EXERCISE PROMPT: If a line in the entries contains the string "помощь", include that line in your answer.

Website and app data records:
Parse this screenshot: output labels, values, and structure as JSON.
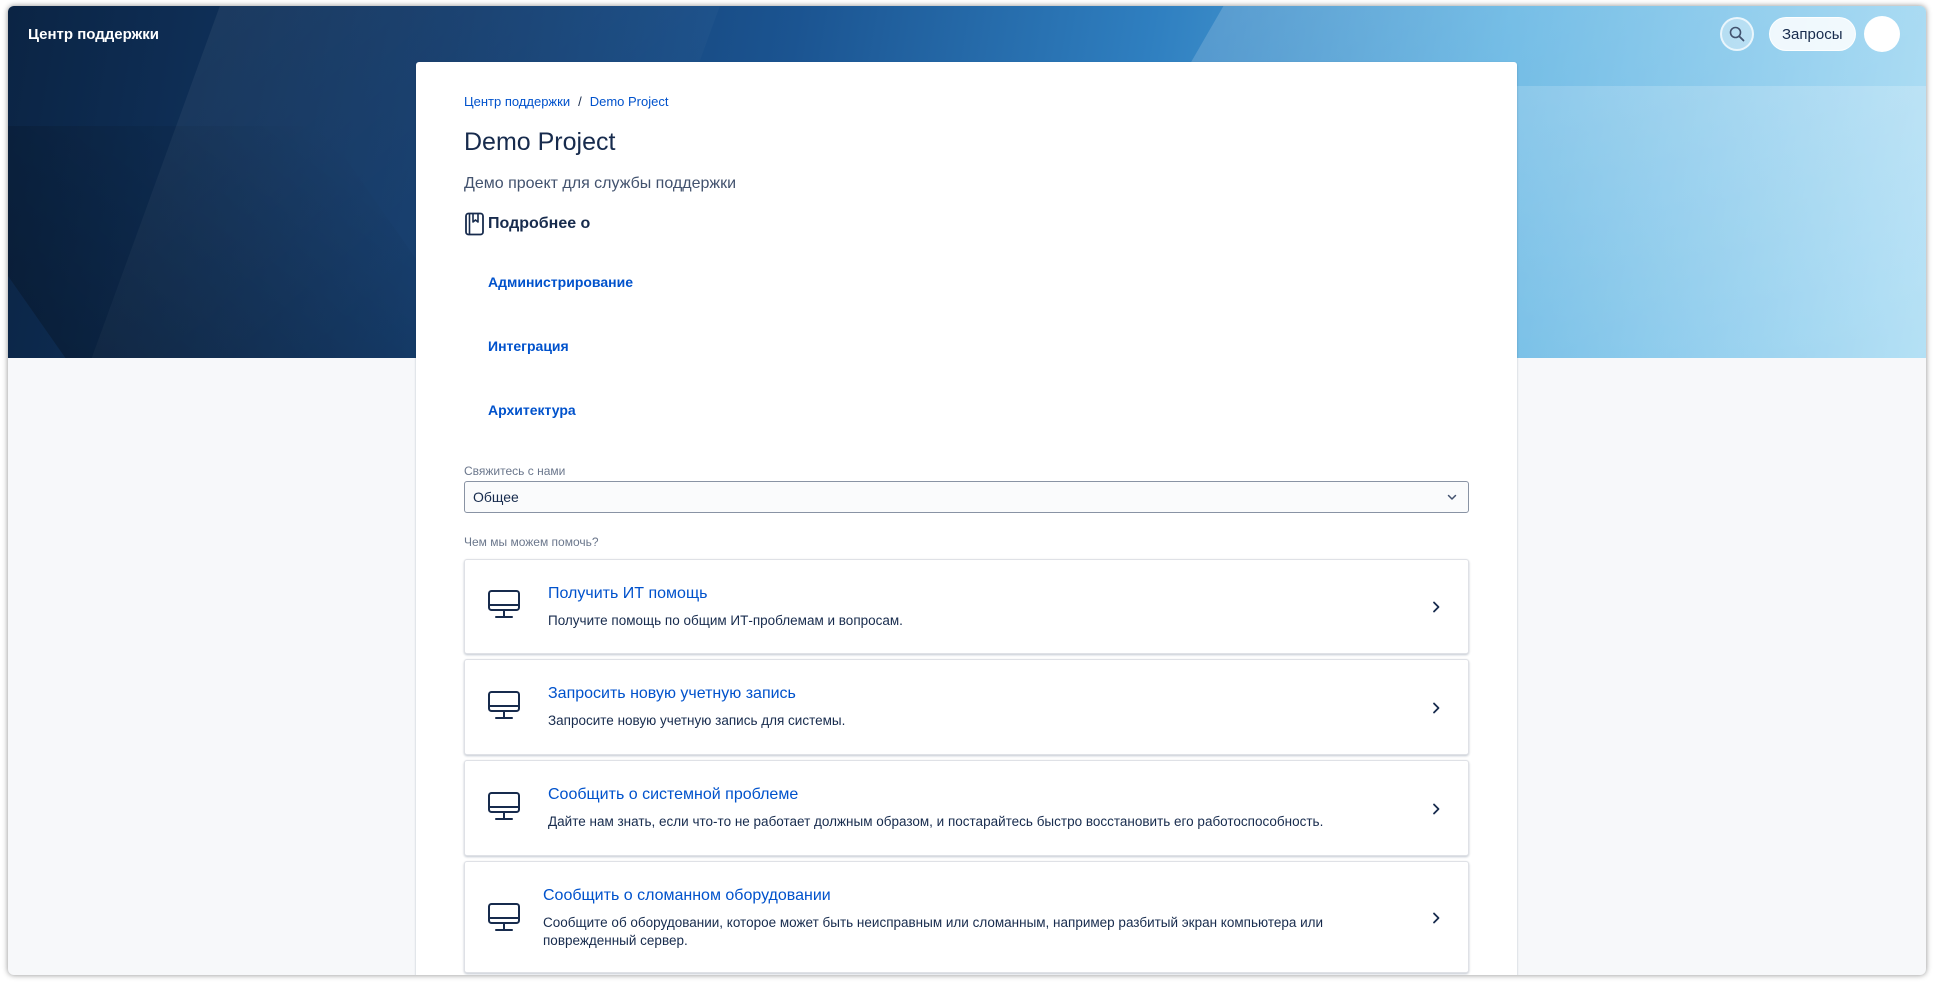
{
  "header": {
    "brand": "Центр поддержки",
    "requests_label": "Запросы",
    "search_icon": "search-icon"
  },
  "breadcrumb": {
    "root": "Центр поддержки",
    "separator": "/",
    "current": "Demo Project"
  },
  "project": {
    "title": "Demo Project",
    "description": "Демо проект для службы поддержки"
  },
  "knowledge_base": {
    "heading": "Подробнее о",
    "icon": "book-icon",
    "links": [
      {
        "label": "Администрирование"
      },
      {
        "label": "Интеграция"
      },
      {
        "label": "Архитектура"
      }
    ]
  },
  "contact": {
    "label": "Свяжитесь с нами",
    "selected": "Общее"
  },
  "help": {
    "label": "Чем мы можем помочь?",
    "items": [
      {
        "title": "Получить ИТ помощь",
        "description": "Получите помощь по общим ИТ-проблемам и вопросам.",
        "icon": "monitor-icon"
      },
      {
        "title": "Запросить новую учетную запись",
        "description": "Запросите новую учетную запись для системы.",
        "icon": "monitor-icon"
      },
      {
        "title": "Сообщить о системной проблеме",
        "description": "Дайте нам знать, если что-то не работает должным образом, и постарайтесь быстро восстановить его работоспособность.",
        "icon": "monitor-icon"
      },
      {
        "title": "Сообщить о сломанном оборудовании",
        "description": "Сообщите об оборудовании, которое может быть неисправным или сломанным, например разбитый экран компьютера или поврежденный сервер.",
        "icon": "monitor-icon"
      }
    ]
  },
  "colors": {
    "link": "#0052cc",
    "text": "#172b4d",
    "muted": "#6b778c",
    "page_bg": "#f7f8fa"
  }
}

EXERCISE RESULT:
        "title": "Получить ИТ помощь",
        "description": "Получите помощь по общим ИТ-проблемам и вопросам.",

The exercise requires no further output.